_Work required_
The data should be printed in full, character for character.

------------------------------------------------------------

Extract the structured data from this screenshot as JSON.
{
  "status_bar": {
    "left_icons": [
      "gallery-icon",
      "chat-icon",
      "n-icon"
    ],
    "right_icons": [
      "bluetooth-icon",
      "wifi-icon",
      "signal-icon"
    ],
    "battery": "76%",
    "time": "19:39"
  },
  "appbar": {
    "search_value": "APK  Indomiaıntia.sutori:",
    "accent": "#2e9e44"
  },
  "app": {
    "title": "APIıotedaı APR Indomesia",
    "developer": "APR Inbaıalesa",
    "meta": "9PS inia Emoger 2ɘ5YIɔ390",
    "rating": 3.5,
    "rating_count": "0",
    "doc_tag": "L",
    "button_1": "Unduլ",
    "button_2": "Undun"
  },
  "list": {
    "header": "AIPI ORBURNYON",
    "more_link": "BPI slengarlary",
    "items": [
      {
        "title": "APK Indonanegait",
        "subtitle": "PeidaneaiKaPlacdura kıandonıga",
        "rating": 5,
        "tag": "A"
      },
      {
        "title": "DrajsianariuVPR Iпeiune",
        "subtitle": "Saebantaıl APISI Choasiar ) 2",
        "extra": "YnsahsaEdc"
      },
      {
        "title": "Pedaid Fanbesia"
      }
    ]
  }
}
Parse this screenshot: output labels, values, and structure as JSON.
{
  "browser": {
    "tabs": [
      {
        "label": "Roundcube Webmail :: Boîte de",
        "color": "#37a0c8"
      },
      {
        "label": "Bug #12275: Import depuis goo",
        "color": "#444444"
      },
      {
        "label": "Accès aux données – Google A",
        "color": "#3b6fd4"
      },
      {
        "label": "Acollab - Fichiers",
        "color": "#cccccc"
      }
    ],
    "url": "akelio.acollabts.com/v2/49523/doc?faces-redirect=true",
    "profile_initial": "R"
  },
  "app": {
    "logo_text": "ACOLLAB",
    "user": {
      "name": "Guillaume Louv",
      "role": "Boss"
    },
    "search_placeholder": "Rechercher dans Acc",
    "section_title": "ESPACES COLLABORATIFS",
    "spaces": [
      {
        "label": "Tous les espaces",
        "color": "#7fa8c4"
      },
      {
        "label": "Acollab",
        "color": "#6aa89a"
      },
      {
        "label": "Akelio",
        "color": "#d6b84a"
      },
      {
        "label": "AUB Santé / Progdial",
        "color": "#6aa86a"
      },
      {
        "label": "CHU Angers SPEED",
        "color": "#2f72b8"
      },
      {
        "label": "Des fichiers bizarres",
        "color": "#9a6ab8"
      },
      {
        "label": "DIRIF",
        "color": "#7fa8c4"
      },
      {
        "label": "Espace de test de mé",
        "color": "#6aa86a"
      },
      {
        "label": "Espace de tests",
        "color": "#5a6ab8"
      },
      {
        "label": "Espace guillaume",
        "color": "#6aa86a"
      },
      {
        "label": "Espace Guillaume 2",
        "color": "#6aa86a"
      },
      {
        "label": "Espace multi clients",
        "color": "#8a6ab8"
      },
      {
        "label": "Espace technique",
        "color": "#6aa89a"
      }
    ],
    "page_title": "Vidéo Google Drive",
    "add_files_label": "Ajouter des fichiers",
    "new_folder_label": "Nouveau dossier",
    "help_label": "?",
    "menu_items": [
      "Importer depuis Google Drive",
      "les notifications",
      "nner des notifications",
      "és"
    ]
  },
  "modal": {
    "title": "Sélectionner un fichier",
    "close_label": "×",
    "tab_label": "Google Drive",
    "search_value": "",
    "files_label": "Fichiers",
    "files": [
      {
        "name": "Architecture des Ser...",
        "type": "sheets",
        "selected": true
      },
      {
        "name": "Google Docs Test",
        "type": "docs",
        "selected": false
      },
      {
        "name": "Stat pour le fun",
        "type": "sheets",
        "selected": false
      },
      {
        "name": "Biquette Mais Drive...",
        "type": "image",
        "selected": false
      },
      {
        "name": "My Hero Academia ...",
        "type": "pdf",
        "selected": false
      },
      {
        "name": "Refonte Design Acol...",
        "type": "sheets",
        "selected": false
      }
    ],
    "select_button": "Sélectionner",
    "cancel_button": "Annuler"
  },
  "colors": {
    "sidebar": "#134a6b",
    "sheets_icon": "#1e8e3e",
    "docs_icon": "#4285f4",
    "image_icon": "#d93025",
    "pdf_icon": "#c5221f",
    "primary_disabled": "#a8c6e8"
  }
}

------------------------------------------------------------

_Written solution_
Extract the structured data from this screenshot as JSON.
{
  "status_bar": {
    "left_icons": [
      "gallery-icon",
      "chat-icon",
      "n-icon"
    ],
    "right_icons": [
      "bluetooth-icon",
      "wifi-icon",
      "signal-icon"
    ],
    "battery": "76%",
    "time": "19:39"
  },
  "appbar": {
    "search_value": "APK  Indomiaıntia.sutori:",
    "accent": "#2e9e44"
  },
  "app": {
    "title": "APIıotedaı APR Indomesia",
    "developer": "APR Inbaıalesa",
    "meta": "9PS inia Emoger 2ɘ5YIɔ390",
    "rating": 3.5,
    "rating_count": "0",
    "doc_tag": "L",
    "button_1": "Unduլ",
    "button_2": "Undun"
  },
  "list": {
    "header": "AIPI ORBURNYON",
    "more_link": "BPI slengarlary",
    "items": [
      {
        "title": "APK Indonanegait",
        "subtitle": "PeidaneaiKaPlacdura kıandonıga",
        "rating": 5,
        "tag": "A"
      },
      {
        "title": "DrajsianariuVPR Iпeiune",
        "subtitle": "Saebantaıl APISI Choasiar ) 2",
        "extra": "YnsahsaEdc"
      },
      {
        "title": "Pedaid Fanbesia"
      }
    ]
  }
}
Parse this screenshot: output labels, values, and structure as JSON.
{
  "browser": {
    "tabs": [
      {
        "label": "Roundcube Webmail :: Boîte de",
        "color": "#37a0c8"
      },
      {
        "label": "Bug #12275: Import depuis goo",
        "color": "#444444"
      },
      {
        "label": "Accès aux données – Google A",
        "color": "#3b6fd4"
      },
      {
        "label": "Acollab - Fichiers",
        "color": "#cccccc"
      }
    ],
    "url": "akelio.acollabts.com/v2/49523/doc?faces-redirect=true",
    "profile_initial": "R"
  },
  "app": {
    "logo_text": "ACOLLAB",
    "user": {
      "name": "Guillaume Louv",
      "role": "Boss"
    },
    "search_placeholder": "Rechercher dans Acc",
    "section_title": "ESPACES COLLABORATIFS",
    "spaces": [
      {
        "label": "Tous les espaces",
        "color": "#7fa8c4"
      },
      {
        "label": "Acollab",
        "color": "#6aa89a"
      },
      {
        "label": "Akelio",
        "color": "#d6b84a"
      },
      {
        "label": "AUB Santé / Progdial",
        "color": "#6aa86a"
      },
      {
        "label": "CHU Angers SPEED",
        "color": "#2f72b8"
      },
      {
        "label": "Des fichiers bizarres",
        "color": "#9a6ab8"
      },
      {
        "label": "DIRIF",
        "color": "#7fa8c4"
      },
      {
        "label": "Espace de test de mé",
        "color": "#6aa86a"
      },
      {
        "label": "Espace de tests",
        "color": "#5a6ab8"
      },
      {
        "label": "Espace guillaume",
        "color": "#6aa86a"
      },
      {
        "label": "Espace Guillaume 2",
        "color": "#6aa86a"
      },
      {
        "label": "Espace multi clients",
        "color": "#8a6ab8"
      },
      {
        "label": "Espace technique",
        "color": "#6aa89a"
      }
    ],
    "page_title": "Vidéo Google Drive",
    "add_files_label": "Ajouter des fichiers",
    "new_folder_label": "Nouveau dossier",
    "help_label": "?",
    "menu_items": [
      "Importer depuis Google Drive",
      "les notifications",
      "nner des notifications",
      "és"
    ]
  },
  "modal": {
    "title": "Sélectionner un fichier",
    "close_label": "×",
    "tab_label": "Google Drive",
    "search_value": "",
    "files_label": "Fichiers",
    "files": [
      {
        "name": "Architecture des Ser...",
        "type": "sheets",
        "selected": true
      },
      {
        "name": "Google Docs Test",
        "type": "docs",
        "selected": false
      },
      {
        "name": "Stat pour le fun",
        "type": "sheets",
        "selected": false
      },
      {
        "name": "Biquette Mais Drive...",
        "type": "image",
        "selected": false
      },
      {
        "name": "My Hero Academia ...",
        "type": "pdf",
        "selected": false
      },
      {
        "name": "Refonte Design Acol...",
        "type": "sheets",
        "selected": false
      }
    ],
    "select_button": "Sélectionner",
    "cancel_button": "Annuler"
  },
  "colors": {
    "sidebar": "#134a6b",
    "sheets_icon": "#1e8e3e",
    "docs_icon": "#4285f4",
    "image_icon": "#d93025",
    "pdf_icon": "#c5221f",
    "primary_disabled": "#a8c6e8"
  }
}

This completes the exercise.